Give back the full data character for character.

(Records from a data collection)
Content starts

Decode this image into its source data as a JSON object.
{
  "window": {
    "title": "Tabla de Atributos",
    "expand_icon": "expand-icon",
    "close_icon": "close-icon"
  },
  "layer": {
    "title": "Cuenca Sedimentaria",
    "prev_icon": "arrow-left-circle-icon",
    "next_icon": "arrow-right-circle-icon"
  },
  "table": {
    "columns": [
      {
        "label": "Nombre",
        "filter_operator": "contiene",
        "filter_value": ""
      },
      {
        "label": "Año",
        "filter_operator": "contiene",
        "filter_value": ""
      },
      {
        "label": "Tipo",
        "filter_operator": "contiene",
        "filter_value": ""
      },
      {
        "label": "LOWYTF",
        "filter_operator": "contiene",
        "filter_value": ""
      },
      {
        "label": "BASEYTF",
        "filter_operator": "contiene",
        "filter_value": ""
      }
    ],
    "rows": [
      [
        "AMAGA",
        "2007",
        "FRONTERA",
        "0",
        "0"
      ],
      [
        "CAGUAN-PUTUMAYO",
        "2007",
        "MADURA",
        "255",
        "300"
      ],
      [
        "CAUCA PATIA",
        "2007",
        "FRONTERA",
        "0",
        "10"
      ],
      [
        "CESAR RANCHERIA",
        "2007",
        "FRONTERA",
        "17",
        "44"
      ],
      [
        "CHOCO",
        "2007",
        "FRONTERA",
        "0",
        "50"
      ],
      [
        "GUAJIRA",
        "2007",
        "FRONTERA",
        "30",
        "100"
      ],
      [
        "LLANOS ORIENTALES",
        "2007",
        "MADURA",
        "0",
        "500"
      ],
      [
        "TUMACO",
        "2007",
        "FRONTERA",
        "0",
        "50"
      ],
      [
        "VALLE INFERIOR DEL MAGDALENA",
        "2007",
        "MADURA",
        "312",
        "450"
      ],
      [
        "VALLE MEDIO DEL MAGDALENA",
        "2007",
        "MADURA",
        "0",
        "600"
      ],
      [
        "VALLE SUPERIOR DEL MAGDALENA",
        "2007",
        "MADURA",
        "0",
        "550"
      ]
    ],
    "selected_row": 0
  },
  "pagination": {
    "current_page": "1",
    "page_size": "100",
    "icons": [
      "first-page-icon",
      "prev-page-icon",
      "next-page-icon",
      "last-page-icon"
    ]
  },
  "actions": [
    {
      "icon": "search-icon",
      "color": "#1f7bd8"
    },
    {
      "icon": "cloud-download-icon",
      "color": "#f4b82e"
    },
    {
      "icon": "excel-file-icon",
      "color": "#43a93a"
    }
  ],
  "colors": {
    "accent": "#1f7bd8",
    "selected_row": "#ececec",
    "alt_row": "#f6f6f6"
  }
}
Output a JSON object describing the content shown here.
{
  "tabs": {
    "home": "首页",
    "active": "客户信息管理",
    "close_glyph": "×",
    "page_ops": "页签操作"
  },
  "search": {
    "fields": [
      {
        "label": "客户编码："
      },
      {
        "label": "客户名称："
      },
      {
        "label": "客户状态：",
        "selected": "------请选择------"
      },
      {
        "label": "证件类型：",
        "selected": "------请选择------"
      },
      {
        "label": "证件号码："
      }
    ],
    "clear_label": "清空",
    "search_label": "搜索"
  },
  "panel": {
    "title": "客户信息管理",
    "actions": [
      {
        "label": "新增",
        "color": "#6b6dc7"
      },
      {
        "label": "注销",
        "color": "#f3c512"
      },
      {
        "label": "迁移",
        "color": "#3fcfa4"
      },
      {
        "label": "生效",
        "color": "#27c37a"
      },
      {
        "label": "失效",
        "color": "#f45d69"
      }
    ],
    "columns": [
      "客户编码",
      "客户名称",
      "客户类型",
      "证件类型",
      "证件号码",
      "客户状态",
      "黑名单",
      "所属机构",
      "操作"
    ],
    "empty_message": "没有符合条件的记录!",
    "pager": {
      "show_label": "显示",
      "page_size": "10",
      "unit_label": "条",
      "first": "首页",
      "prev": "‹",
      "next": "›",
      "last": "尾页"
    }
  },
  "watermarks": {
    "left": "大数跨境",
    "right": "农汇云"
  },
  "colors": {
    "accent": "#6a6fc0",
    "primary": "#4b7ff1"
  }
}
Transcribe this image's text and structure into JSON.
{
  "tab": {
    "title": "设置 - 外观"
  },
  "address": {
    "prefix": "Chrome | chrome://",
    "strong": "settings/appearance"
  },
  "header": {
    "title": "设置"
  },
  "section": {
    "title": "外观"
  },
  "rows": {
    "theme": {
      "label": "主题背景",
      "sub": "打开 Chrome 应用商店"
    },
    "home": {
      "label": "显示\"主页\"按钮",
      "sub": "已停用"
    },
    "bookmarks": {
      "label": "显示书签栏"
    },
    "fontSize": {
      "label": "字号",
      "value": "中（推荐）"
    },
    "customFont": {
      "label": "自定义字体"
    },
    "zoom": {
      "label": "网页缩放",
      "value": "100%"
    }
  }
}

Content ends

* Your response *
Decode this image into its source data as a JSON object.
{
  "window": {
    "title": "Tabla de Atributos",
    "expand_icon": "expand-icon",
    "close_icon": "close-icon"
  },
  "layer": {
    "title": "Cuenca Sedimentaria",
    "prev_icon": "arrow-left-circle-icon",
    "next_icon": "arrow-right-circle-icon"
  },
  "table": {
    "columns": [
      {
        "label": "Nombre",
        "filter_operator": "contiene",
        "filter_value": ""
      },
      {
        "label": "Año",
        "filter_operator": "contiene",
        "filter_value": ""
      },
      {
        "label": "Tipo",
        "filter_operator": "contiene",
        "filter_value": ""
      },
      {
        "label": "LOWYTF",
        "filter_operator": "contiene",
        "filter_value": ""
      },
      {
        "label": "BASEYTF",
        "filter_operator": "contiene",
        "filter_value": ""
      }
    ],
    "rows": [
      [
        "AMAGA",
        "2007",
        "FRONTERA",
        "0",
        "0"
      ],
      [
        "CAGUAN-PUTUMAYO",
        "2007",
        "MADURA",
        "255",
        "300"
      ],
      [
        "CAUCA PATIA",
        "2007",
        "FRONTERA",
        "0",
        "10"
      ],
      [
        "CESAR RANCHERIA",
        "2007",
        "FRONTERA",
        "17",
        "44"
      ],
      [
        "CHOCO",
        "2007",
        "FRONTERA",
        "0",
        "50"
      ],
      [
        "GUAJIRA",
        "2007",
        "FRONTERA",
        "30",
        "100"
      ],
      [
        "LLANOS ORIENTALES",
        "2007",
        "MADURA",
        "0",
        "500"
      ],
      [
        "TUMACO",
        "2007",
        "FRONTERA",
        "0",
        "50"
      ],
      [
        "VALLE INFERIOR DEL MAGDALENA",
        "2007",
        "MADURA",
        "312",
        "450"
      ],
      [
        "VALLE MEDIO DEL MAGDALENA",
        "2007",
        "MADURA",
        "0",
        "600"
      ],
      [
        "VALLE SUPERIOR DEL MAGDALENA",
        "2007",
        "MADURA",
        "0",
        "550"
      ]
    ],
    "selected_row": 0
  },
  "pagination": {
    "current_page": "1",
    "page_size": "100",
    "icons": [
      "first-page-icon",
      "prev-page-icon",
      "next-page-icon",
      "last-page-icon"
    ]
  },
  "actions": [
    {
      "icon": "search-icon",
      "color": "#1f7bd8"
    },
    {
      "icon": "cloud-download-icon",
      "color": "#f4b82e"
    },
    {
      "icon": "excel-file-icon",
      "color": "#43a93a"
    }
  ],
  "colors": {
    "accent": "#1f7bd8",
    "selected_row": "#ececec",
    "alt_row": "#f6f6f6"
  }
}
Output a JSON object describing the content shown here.
{
  "tabs": {
    "home": "首页",
    "active": "客户信息管理",
    "close_glyph": "×",
    "page_ops": "页签操作"
  },
  "search": {
    "fields": [
      {
        "label": "客户编码："
      },
      {
        "label": "客户名称："
      },
      {
        "label": "客户状态：",
        "selected": "------请选择------"
      },
      {
        "label": "证件类型：",
        "selected": "------请选择------"
      },
      {
        "label": "证件号码："
      }
    ],
    "clear_label": "清空",
    "search_label": "搜索"
  },
  "panel": {
    "title": "客户信息管理",
    "actions": [
      {
        "label": "新增",
        "color": "#6b6dc7"
      },
      {
        "label": "注销",
        "color": "#f3c512"
      },
      {
        "label": "迁移",
        "color": "#3fcfa4"
      },
      {
        "label": "生效",
        "color": "#27c37a"
      },
      {
        "label": "失效",
        "color": "#f45d69"
      }
    ],
    "columns": [
      "客户编码",
      "客户名称",
      "客户类型",
      "证件类型",
      "证件号码",
      "客户状态",
      "黑名单",
      "所属机构",
      "操作"
    ],
    "empty_message": "没有符合条件的记录!",
    "pager": {
      "show_label": "显示",
      "page_size": "10",
      "unit_label": "条",
      "first": "首页",
      "prev": "‹",
      "next": "›",
      "last": "尾页"
    }
  },
  "watermarks": {
    "left": "大数跨境",
    "right": "农汇云"
  },
  "colors": {
    "accent": "#6a6fc0",
    "primary": "#4b7ff1"
  }
}
Transcribe this image's text and structure into JSON.
{
  "tab": {
    "title": "设置 - 外观"
  },
  "address": {
    "prefix": "Chrome | chrome://",
    "strong": "settings/appearance"
  },
  "header": {
    "title": "设置"
  },
  "section": {
    "title": "外观"
  },
  "rows": {
    "theme": {
      "label": "主题背景",
      "sub": "打开 Chrome 应用商店"
    },
    "home": {
      "label": "显示\"主页\"按钮",
      "sub": "已停用"
    },
    "bookmarks": {
      "label": "显示书签栏"
    },
    "fontSize": {
      "label": "字号",
      "value": "中（推荐）"
    },
    "customFont": {
      "label": "自定义字体"
    },
    "zoom": {
      "label": "网页缩放",
      "value": "100%"
    }
  }
}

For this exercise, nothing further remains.